A member of the Atlantic City Council is alleging that Lt. Gov. Sheila Oliver or her office blocked the appointment of two women to the city’s Municipal Utilities Authority following a request by Mayor Marty Small.
Councilwoman LaToya Dunston sent Oliver, who is commissioner of the Department of Community Affairs, a letter seeking a meeting to discuss the appointments of Michelle Kidd and Amena Chowdury to the ACMUA, saying that Atlantic City State Monitor Rob Long halted the appointments after Small warned him the two were ‘not good people.’”
“Sadly enough, through this action and directives, and consistent reminders being provided by Mr. Long, the City Council of Atlantic City and the State of New Jersey are no longer in a quasi-partnership and we are to believe that we no longer have a vital role in the decisions of the city unless it comes from your office, leaving us in a virtual holding pattern awaiting your next directive,” Dunston said. “We understand that The Municipal Recovery and Stabilization Act limits what we can do independently as an elected body but an action like the one you have executed concerning our sisters and their appointment to the ACMUA requires we stand in opposition and demand a respectable resolve so that their communities can continue to feel the respect and opportunities that have been afforded to us all,” Dunston said in her letter.
Gina Trish, a spokeswoman for Oliver, said the matter was currently under review.
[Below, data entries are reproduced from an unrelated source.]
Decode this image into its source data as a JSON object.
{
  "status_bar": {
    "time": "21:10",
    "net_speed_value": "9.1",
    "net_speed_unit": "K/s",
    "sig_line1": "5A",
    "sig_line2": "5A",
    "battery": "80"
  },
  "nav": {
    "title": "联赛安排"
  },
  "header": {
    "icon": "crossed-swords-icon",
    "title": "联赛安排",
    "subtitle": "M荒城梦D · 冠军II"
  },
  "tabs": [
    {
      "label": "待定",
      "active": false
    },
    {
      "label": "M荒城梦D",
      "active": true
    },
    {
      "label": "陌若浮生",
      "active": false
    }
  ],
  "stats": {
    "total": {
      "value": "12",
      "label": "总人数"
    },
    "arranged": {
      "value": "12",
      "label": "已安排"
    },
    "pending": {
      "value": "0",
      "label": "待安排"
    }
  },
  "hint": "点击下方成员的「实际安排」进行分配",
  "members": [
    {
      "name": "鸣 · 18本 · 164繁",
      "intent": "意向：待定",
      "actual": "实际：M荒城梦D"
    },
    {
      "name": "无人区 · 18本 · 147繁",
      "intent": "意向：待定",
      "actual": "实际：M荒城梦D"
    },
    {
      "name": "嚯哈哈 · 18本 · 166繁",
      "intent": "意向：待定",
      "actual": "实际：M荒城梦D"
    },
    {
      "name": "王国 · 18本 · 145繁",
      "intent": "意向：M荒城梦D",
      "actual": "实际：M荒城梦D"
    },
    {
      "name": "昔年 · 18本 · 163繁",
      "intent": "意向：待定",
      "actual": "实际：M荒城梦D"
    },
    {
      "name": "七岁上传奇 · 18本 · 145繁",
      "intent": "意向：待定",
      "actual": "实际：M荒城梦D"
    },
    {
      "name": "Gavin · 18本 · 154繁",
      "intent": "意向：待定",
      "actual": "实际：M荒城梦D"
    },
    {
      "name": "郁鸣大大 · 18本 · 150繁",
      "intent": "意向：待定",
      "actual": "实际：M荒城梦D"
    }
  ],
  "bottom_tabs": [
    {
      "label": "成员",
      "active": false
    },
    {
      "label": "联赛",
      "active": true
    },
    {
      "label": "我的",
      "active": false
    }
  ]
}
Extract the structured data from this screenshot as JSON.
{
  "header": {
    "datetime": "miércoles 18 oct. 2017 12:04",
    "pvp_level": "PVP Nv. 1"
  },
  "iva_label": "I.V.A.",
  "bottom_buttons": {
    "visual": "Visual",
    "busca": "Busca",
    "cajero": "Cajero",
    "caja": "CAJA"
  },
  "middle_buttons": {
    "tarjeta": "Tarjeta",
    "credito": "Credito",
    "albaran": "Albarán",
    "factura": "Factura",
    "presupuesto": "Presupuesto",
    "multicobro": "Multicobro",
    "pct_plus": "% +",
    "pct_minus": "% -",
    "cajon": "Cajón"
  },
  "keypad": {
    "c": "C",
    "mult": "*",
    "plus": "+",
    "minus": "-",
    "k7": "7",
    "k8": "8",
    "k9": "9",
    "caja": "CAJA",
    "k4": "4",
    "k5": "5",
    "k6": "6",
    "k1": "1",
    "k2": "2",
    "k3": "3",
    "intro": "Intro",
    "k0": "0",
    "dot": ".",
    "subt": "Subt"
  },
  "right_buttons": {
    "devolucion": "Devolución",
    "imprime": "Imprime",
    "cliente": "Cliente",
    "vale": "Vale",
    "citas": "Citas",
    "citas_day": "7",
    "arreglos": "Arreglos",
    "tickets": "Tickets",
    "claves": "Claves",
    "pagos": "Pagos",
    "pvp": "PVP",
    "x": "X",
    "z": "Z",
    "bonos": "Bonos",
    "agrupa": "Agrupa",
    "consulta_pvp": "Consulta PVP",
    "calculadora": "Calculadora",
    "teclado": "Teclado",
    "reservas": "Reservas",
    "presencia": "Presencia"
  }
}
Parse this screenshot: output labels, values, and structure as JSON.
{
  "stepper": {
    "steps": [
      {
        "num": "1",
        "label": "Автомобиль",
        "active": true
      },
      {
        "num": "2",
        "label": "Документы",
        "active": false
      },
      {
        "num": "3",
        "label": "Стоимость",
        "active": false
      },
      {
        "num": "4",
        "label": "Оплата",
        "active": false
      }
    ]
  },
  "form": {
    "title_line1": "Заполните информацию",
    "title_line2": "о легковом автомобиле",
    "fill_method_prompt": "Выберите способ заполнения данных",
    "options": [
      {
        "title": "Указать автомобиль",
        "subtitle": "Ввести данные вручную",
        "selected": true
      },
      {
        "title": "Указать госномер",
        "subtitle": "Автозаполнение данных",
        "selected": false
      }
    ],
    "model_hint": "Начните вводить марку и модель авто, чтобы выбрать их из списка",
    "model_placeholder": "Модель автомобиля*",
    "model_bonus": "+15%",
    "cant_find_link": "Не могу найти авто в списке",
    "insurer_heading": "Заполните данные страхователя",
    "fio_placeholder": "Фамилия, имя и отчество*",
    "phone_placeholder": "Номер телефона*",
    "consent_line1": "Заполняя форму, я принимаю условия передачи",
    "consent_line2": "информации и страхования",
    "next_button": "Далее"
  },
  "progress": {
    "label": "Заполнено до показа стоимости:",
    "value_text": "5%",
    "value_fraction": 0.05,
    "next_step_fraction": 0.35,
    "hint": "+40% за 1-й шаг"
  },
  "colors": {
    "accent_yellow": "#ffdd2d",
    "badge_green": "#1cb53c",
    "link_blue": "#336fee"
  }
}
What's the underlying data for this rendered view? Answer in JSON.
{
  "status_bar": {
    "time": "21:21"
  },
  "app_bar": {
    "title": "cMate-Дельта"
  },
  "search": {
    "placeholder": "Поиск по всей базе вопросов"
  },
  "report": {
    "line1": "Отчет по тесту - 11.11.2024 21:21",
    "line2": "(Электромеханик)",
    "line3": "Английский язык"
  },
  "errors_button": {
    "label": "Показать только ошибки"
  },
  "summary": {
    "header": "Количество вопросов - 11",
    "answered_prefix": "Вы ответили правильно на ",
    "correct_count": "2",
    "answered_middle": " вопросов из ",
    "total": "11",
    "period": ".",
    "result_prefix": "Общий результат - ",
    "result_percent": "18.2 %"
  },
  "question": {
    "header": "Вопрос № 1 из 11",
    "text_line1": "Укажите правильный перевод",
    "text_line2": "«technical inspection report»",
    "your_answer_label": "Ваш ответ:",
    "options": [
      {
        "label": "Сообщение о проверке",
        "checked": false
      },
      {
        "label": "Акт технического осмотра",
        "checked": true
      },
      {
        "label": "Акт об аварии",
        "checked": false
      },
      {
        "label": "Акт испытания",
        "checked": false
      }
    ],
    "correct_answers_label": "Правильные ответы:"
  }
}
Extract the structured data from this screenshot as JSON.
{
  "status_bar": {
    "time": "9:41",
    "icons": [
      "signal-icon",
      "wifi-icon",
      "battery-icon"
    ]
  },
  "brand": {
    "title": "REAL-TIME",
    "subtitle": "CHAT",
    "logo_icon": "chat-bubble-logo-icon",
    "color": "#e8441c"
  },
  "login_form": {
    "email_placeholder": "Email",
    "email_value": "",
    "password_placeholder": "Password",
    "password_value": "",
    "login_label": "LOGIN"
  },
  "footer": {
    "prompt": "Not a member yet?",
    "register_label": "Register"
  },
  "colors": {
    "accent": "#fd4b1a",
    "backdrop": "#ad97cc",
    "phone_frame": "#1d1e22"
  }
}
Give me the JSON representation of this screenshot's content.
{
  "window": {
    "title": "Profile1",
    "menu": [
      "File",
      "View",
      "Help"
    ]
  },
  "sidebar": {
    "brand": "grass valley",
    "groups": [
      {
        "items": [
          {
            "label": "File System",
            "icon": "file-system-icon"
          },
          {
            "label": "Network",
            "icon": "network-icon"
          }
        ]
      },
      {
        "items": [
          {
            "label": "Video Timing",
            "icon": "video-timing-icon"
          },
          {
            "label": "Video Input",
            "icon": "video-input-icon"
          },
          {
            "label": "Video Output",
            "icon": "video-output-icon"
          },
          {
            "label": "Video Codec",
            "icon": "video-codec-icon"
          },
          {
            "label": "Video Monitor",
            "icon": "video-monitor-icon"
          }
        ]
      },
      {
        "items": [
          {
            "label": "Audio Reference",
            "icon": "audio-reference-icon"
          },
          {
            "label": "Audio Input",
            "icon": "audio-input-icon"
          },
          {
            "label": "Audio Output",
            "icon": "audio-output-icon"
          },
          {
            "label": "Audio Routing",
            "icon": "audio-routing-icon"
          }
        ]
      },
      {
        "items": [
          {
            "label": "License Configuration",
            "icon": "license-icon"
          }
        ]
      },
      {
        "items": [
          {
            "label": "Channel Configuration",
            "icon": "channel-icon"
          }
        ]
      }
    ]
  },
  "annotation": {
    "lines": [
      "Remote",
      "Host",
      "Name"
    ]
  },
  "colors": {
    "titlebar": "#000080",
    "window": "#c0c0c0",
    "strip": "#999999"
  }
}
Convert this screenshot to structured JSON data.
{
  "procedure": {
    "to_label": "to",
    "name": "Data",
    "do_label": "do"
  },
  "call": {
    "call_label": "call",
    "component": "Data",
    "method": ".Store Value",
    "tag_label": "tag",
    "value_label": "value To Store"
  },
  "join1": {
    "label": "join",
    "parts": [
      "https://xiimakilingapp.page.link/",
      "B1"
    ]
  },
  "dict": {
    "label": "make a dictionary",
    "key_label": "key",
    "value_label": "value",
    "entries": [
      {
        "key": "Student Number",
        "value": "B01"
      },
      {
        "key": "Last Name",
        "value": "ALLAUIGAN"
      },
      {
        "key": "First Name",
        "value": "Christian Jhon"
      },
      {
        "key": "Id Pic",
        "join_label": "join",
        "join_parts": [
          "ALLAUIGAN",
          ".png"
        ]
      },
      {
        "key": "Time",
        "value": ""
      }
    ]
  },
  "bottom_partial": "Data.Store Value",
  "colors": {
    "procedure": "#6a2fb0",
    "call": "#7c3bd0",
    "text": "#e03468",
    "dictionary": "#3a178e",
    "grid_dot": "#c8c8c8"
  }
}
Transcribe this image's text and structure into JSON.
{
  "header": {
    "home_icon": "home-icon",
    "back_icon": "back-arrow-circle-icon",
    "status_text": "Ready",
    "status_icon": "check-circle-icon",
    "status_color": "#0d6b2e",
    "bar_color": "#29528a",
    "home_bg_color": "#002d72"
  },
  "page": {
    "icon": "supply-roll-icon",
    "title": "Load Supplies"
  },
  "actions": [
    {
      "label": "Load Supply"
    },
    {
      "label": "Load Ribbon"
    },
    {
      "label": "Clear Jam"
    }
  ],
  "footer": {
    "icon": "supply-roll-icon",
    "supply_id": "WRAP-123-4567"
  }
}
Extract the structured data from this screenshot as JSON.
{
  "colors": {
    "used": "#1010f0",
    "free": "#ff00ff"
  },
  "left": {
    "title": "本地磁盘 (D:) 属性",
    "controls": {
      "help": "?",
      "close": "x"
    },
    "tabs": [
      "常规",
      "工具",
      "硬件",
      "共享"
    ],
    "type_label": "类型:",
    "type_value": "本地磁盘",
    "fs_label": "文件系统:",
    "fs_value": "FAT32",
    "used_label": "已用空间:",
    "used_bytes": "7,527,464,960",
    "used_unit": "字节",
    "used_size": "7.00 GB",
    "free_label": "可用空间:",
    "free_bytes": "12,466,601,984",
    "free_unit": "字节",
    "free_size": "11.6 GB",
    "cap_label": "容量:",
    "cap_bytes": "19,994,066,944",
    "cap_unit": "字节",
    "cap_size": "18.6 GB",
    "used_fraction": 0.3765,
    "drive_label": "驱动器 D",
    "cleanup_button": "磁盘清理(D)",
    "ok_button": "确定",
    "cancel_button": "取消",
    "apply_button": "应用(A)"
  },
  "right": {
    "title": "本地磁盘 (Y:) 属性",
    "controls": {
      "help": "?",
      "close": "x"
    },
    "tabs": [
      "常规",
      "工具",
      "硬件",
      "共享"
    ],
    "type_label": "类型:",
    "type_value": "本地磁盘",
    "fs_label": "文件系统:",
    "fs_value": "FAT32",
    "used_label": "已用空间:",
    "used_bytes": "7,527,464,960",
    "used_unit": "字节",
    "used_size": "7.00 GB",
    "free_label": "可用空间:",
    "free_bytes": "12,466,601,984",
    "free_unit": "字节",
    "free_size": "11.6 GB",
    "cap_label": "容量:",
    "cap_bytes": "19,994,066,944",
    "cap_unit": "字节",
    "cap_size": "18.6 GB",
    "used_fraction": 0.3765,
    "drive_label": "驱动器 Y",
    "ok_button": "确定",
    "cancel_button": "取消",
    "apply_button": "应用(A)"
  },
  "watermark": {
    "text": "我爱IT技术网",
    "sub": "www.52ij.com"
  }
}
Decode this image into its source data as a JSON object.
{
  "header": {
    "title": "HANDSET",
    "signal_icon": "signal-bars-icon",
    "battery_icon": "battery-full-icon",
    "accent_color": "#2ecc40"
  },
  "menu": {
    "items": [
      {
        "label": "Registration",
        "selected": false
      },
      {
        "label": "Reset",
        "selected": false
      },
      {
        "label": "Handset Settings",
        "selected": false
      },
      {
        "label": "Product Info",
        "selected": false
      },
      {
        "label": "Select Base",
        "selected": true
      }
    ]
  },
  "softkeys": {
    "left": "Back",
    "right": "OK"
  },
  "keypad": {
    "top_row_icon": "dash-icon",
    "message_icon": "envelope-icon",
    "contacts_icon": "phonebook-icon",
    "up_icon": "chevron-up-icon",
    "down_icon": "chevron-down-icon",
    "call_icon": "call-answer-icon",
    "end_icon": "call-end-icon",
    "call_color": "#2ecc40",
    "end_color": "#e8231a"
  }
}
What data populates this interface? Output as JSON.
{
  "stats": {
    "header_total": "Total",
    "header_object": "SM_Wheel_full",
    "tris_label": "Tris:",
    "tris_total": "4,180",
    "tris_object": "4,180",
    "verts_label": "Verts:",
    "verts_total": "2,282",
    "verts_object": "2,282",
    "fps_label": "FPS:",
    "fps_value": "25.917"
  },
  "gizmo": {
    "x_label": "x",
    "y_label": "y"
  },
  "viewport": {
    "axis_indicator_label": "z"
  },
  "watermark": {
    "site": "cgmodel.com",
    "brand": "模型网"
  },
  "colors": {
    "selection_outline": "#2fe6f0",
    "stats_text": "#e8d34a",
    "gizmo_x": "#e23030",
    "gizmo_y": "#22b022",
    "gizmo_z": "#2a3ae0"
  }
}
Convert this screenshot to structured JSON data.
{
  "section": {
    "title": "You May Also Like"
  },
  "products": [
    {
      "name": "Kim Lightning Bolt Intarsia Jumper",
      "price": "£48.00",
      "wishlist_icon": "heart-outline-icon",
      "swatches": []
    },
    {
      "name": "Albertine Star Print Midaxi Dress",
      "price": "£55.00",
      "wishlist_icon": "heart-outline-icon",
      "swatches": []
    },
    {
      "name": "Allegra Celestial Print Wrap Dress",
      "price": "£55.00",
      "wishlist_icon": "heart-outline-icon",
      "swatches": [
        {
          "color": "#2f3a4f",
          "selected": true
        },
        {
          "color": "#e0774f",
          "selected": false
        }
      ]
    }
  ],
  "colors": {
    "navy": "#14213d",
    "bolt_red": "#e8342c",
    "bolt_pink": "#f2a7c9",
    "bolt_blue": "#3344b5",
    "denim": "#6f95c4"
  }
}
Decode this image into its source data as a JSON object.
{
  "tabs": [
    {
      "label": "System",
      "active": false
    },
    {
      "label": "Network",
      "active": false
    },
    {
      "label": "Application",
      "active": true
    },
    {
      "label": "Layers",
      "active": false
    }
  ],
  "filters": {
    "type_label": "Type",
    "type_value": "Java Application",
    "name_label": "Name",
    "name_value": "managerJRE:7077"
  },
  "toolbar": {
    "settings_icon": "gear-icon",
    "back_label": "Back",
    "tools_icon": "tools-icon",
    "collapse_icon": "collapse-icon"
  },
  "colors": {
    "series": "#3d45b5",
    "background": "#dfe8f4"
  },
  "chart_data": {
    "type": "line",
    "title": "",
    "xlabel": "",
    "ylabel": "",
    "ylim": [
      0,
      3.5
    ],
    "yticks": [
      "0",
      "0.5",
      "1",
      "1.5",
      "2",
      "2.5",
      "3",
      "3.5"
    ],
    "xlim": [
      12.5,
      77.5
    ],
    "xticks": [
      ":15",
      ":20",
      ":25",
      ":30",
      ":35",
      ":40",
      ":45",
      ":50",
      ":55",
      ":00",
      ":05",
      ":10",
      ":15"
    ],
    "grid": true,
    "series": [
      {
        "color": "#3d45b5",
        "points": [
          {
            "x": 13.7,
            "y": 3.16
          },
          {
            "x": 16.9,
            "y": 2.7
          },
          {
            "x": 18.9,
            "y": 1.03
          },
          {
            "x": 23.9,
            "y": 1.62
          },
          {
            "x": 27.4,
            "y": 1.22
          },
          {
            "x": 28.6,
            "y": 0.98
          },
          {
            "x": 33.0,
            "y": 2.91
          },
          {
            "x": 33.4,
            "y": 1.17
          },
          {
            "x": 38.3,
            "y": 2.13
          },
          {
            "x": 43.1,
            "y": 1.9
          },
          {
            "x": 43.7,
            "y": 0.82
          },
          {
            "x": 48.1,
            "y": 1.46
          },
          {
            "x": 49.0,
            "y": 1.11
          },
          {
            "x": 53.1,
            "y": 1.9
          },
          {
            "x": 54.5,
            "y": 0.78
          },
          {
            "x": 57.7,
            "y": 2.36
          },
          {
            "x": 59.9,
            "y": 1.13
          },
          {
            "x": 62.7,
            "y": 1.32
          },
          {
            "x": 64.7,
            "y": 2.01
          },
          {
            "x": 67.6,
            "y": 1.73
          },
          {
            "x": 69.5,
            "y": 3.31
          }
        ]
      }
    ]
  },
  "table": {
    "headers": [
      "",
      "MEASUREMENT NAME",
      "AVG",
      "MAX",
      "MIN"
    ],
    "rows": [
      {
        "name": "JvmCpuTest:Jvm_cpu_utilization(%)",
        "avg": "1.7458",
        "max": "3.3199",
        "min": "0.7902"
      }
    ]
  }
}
Oliver’s office requested resumes for Chowdury and Kidd last month, a move Dunston claimed was unprecedented.
She suggested the appointees’ religion was a motivator in the delay.
“Never in the history of the controversial state intervention and oversight of our City nor in the history of our municipality has one of City Council’s board appointments, have been subjected to this offensive and humiliating side show by the state’s interference with this process, none the less other appointees to other boards that were also unanimously approved at the same meeting were approved without question and the only obvious difference is that these specific women are both Muslim,” she wrote.
Dunston made clear she wasn’t suggesting Oliver was acting out of prejudice, though she appeared to imply the lieutenant governor could be harmed by that perception.
“We are encouraged to believe that what has transpired was not your intent and see the harm the optics creates and honorably you will stand for what is deserving and due to these Women,” Dunston said. “We know an honorable woman of your caliber wouldn’t allow the perception of religious and gender discrimination to besmirch your reputation. Respectfully we await your response.”
This article was updated with comment from Gina Trish at 4:27 p.m.